Try it:
For the word "JSON", state how many lines of the data include it. Respond with the number only.

Entries shown:
== Segment start ==

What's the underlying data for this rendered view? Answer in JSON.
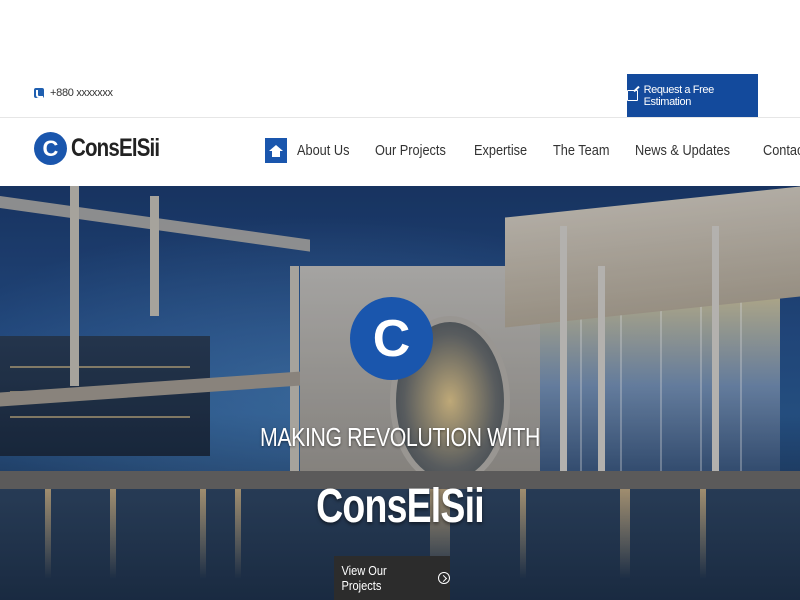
{
  "topbar": {
    "phone": "+880 xxxxxxx",
    "estimate_label": "Request a Free Estimation"
  },
  "header": {
    "logo_mark": "C",
    "logo_text": "ConsElSii",
    "nav": [
      {
        "label": "About Us"
      },
      {
        "label": "Our Projects"
      },
      {
        "label": "Expertise"
      },
      {
        "label": "The Team"
      },
      {
        "label": "News & Updates"
      },
      {
        "label": "Contact"
      }
    ]
  },
  "hero": {
    "logo_mark": "C",
    "tagline": "MAKING REVOLUTION WITH",
    "title": "ConsElSii",
    "cta_label": "View Our Projects"
  },
  "colors": {
    "brand_blue": "#1a56ad",
    "button_dark_blue": "#134a9c",
    "cta_dark": "#2c2c2c"
  },
  "icons": [
    "phone-icon",
    "edit-icon",
    "home-icon",
    "arrow-circle-right-icon"
  ]
}
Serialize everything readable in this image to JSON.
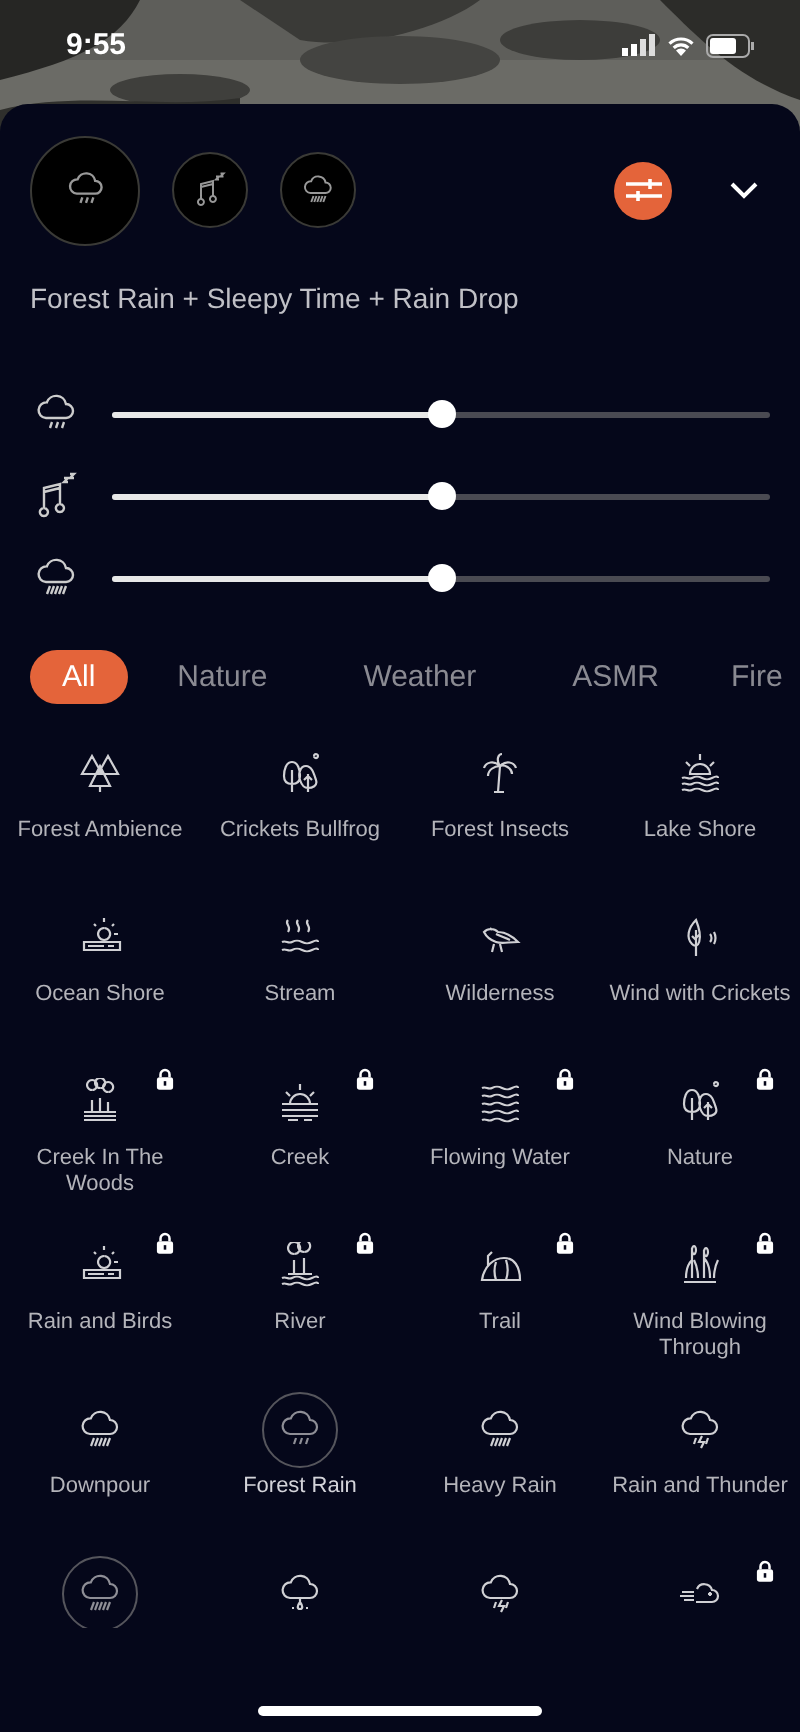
{
  "status_bar": {
    "time": "9:55"
  },
  "mixer": {
    "sounds": [
      {
        "kind": "cloud-rain",
        "selected": true
      },
      {
        "kind": "music-sleep",
        "selected": false
      },
      {
        "kind": "cloud-heavy",
        "selected": false
      }
    ],
    "title": "Forest Rain + Sleepy Time + Rain Drop",
    "sliders": [
      {
        "kind": "cloud-rain",
        "level": 0.5
      },
      {
        "kind": "music-sleep",
        "level": 0.5
      },
      {
        "kind": "cloud-heavy",
        "level": 0.5
      }
    ]
  },
  "tabs": [
    {
      "label": "All",
      "selected": true
    },
    {
      "label": "Nature",
      "selected": false
    },
    {
      "label": "Weather",
      "selected": false
    },
    {
      "label": "ASMR",
      "selected": false
    },
    {
      "label": "Fire",
      "selected": false
    }
  ],
  "sounds": [
    {
      "label": "Forest Ambience",
      "kind": "pines",
      "locked": false,
      "selected": false
    },
    {
      "label": "Crickets Bullfrog",
      "kind": "trees",
      "locked": false,
      "selected": false
    },
    {
      "label": "Forest Insects",
      "kind": "palm",
      "locked": false,
      "selected": false
    },
    {
      "label": "Lake Shore",
      "kind": "sunset",
      "locked": false,
      "selected": false
    },
    {
      "label": "Ocean Shore",
      "kind": "beach",
      "locked": false,
      "selected": false
    },
    {
      "label": "Stream",
      "kind": "stream",
      "locked": false,
      "selected": false
    },
    {
      "label": "Wilderness",
      "kind": "bird",
      "locked": false,
      "selected": false
    },
    {
      "label": "Wind with Crickets",
      "kind": "leaf",
      "locked": false,
      "selected": false
    },
    {
      "label": "Creek In The Woods",
      "kind": "grove",
      "locked": true,
      "selected": false
    },
    {
      "label": "Creek",
      "kind": "sunrise",
      "locked": true,
      "selected": false
    },
    {
      "label": "Flowing Water",
      "kind": "waves",
      "locked": true,
      "selected": false
    },
    {
      "label": "Nature",
      "kind": "trees",
      "locked": true,
      "selected": false
    },
    {
      "label": "Rain and Birds",
      "kind": "beach",
      "locked": true,
      "selected": false
    },
    {
      "label": "River",
      "kind": "island",
      "locked": true,
      "selected": false
    },
    {
      "label": "Trail",
      "kind": "hill",
      "locked": true,
      "selected": false
    },
    {
      "label": "Wind Blowing Through",
      "kind": "reeds",
      "locked": true,
      "selected": false
    },
    {
      "label": "Downpour",
      "kind": "cloud-heavy",
      "locked": false,
      "selected": false
    },
    {
      "label": "Forest Rain",
      "kind": "cloud-rain",
      "locked": false,
      "selected": true
    },
    {
      "label": "Heavy Rain",
      "kind": "cloud-heavy",
      "locked": false,
      "selected": false
    },
    {
      "label": "Rain and Thunder",
      "kind": "cloud-thunder",
      "locked": false,
      "selected": false
    },
    {
      "kind": "cloud-heavy",
      "locked": false,
      "selected": true
    },
    {
      "kind": "cloud-drop",
      "locked": false,
      "selected": false
    },
    {
      "kind": "cloud-thunder",
      "locked": false,
      "selected": false
    },
    {
      "kind": "cloud-wind",
      "locked": true,
      "selected": false
    }
  ]
}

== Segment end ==

Response box:
2